South Koreans show solidarity in time of crisis

Consumers, landlords, celebrities and YouTubers reach out to help those hit harder by coronavirus outbreak

A campaign was launched April 2 at a producer-consumer outlet in Gangnam, southern Seoul, to support eco-friendly farms that normally supply schools but are now struggling to stay afloat because of school closures. (The Korean Herald/Yonhap/ANN)

SEOUL (The Korea Herald/ANN) — The novel coronavirus is forcing people around the world to keep their distance physically, but that isn’t stopping them from standing united in the fight against the global pandemic.

As neighbors, landlords or consumers, many people in South Korea are reaching out to those hit harder by the COVID-19 outbreak.

Youngsters have initiated a “good consumer movement” through social media platforms such as Instagram.

When visiting a regular haunt — whether it’s a cafe, hair salon or restaurant — they pay for their next visit in advance to ensure the business has a stable cash flow.

Sharing images of their receipts under the hashtag #goodconsumer, they encourage others to join in.

Koh Mi-jung, a 32-year-old office worker, paid an extra 30,000 won ($24.60) when she got her hair dyed at a salon in Seoul over the weekend. She plans to visit again in a couple of months, and has already paid for the appointment in advance.

“The hairstylist told me that the shop’s revenue has been halved. Hearing that the landlord of the salon had reduced the rent for this month made me decide to join the movement,” she said.

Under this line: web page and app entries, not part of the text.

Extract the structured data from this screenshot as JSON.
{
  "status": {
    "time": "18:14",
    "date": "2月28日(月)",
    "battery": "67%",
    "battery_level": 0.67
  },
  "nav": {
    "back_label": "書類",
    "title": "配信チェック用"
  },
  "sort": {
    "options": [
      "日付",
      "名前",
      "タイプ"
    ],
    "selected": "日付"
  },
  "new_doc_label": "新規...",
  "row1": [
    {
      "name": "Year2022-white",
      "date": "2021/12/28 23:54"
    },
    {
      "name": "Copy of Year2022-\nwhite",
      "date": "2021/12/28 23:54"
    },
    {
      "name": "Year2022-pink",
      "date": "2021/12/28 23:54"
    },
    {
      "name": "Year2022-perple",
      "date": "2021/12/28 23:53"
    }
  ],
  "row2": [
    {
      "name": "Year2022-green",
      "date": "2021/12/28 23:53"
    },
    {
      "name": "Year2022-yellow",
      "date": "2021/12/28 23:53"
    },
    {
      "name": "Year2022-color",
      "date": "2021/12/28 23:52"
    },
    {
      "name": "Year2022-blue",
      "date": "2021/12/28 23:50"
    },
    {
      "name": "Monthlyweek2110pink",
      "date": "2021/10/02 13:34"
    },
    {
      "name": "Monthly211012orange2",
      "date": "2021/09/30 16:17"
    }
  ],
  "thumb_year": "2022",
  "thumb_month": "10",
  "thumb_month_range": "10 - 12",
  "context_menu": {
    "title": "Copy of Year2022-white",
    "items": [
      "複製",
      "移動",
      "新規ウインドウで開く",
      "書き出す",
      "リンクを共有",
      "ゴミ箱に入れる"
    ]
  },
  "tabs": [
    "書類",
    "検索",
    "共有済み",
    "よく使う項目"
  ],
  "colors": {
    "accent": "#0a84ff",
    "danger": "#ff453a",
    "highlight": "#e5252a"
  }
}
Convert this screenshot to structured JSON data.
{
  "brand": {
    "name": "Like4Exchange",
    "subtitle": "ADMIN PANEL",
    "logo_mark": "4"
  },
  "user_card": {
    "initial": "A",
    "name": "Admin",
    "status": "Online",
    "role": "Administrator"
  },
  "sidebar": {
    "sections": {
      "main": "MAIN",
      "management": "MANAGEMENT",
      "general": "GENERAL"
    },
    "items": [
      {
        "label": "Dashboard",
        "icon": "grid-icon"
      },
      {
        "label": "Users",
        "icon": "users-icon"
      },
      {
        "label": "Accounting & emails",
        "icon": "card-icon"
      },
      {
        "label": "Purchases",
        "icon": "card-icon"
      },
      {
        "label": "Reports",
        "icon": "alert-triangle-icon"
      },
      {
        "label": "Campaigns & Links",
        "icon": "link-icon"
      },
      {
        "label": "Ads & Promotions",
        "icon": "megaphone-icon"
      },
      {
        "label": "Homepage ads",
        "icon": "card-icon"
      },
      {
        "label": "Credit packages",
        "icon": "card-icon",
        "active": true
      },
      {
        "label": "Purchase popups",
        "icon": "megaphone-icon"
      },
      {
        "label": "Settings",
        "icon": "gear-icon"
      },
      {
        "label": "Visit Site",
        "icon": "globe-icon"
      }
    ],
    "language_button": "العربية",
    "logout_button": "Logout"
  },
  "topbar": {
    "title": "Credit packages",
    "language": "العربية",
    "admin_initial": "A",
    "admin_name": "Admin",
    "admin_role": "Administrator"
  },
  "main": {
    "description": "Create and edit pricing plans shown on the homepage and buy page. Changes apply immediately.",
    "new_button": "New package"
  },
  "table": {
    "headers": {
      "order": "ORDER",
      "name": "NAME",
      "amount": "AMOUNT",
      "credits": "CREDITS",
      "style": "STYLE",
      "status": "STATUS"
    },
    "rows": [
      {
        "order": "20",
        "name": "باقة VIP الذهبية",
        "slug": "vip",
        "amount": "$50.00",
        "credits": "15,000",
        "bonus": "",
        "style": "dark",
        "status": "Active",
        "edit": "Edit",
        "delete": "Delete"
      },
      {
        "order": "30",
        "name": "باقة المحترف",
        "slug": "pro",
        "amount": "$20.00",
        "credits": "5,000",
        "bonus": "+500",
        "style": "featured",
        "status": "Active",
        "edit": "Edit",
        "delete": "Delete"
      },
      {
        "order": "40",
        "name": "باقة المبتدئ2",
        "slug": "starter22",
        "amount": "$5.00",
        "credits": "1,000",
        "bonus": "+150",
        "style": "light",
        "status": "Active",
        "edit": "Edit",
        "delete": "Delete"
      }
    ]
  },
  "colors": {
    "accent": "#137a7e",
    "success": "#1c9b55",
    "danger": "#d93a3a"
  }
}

Flower boutiques and rice cake shops also saw their sales nearly halved. Mom and pop stores are on the brink of going out of business during the prolonged social distancing campaign.

According to the Korea Economic Research Institute, restaurant sales fell 65 percent year-on-year in February and March.

To boost domestic consumption, the government decided Wednesday to chip in 90 billion won in advance payments to businesses in the industries of food service, air travel, exhibitions and conventions that will provide services for future government functions.

Another emerging trend is purchasing fresh fruits and vegetables directly from farms.

Taking a cue from Korea’s drive-thru virus-testing centers, which are providing the fastest and most extensive COVID-19 tests in the world, farmers are adopting similar methods to sell their products.

Since Pohang, a North Gyeongsang Province city hit hard by the virus, started selling fresh fish, spinach and mushrooms at a drive-thru station within a parking lot on March 14, consumers and farmers have welcomed the new sales model as a way to reduce potential exposure to the virus.

Provincial governments are helping struggling farmers take on direct grower-to-consumer relations through one-off farm boxes.

Sun Kwon-soo, who runs a strawberry farm in Seosan, South Chungcheong Province, was relieved when a drive-thru market was established there. COVID-19 has disrupted his key export markets, and he is still feeling the effects.

“As I’ve been exporting all my strawberries to the United States and Hong Kong, I was devastated when I had to dump several hundred kilograms of strawberries. But I was able to sell 400 kilograms a day at the (drive-thru) event,” he said.

Parents are ordering fruit and vegetable boxes online to offset some of the losses farmers face due to school closures. With schools closed for over a month, farmers who normally supplied produce to schools are suffering financially.

“It is a desirable option as they provided fresh and eco-friendly vegetables at reasonable prices. I had to go grocery shopping more often because my kids are staying home longer anyway,” said Min Eun-jung, a mother to two sons.

Dozens of celebrities and YouTubers have raised or donated funds to address the coronavirus outbreak.

Korean American singer-songwriter Eric Nam, who was under home quarantine after cutting short his North American tour due to the pandemic, hosted a special charity stream on his YouTube channel on April 5 and asked viewers to donate to the World Health Organization’s COVID-19 Solidarity Response Fund.

Google used its YouTube platform to enable viewers to donate by clicking a tab below the video. The company pledged $2 for every $1 that viewers donated to help communities recover by supporting medical expenses, up to a maximum of $5 million.

A donation drive called “the lemon challenge,” which was initiated by YouTube channel KOITV with over 920,000 subscribers, went viral here with support from other popular YouTubers. Participants upload videos of themselves eating lemons and pledge to donate 190,000 won to a particular charity, then nominate three other people to do the same.

The lemon challenge was inspired by the ice bucket challenge that virally raised money for research into Lou Gehrig’s disease, or amyotrophic lateral sclerosis, a disease that attacks the motor neurons, cells that control muscles.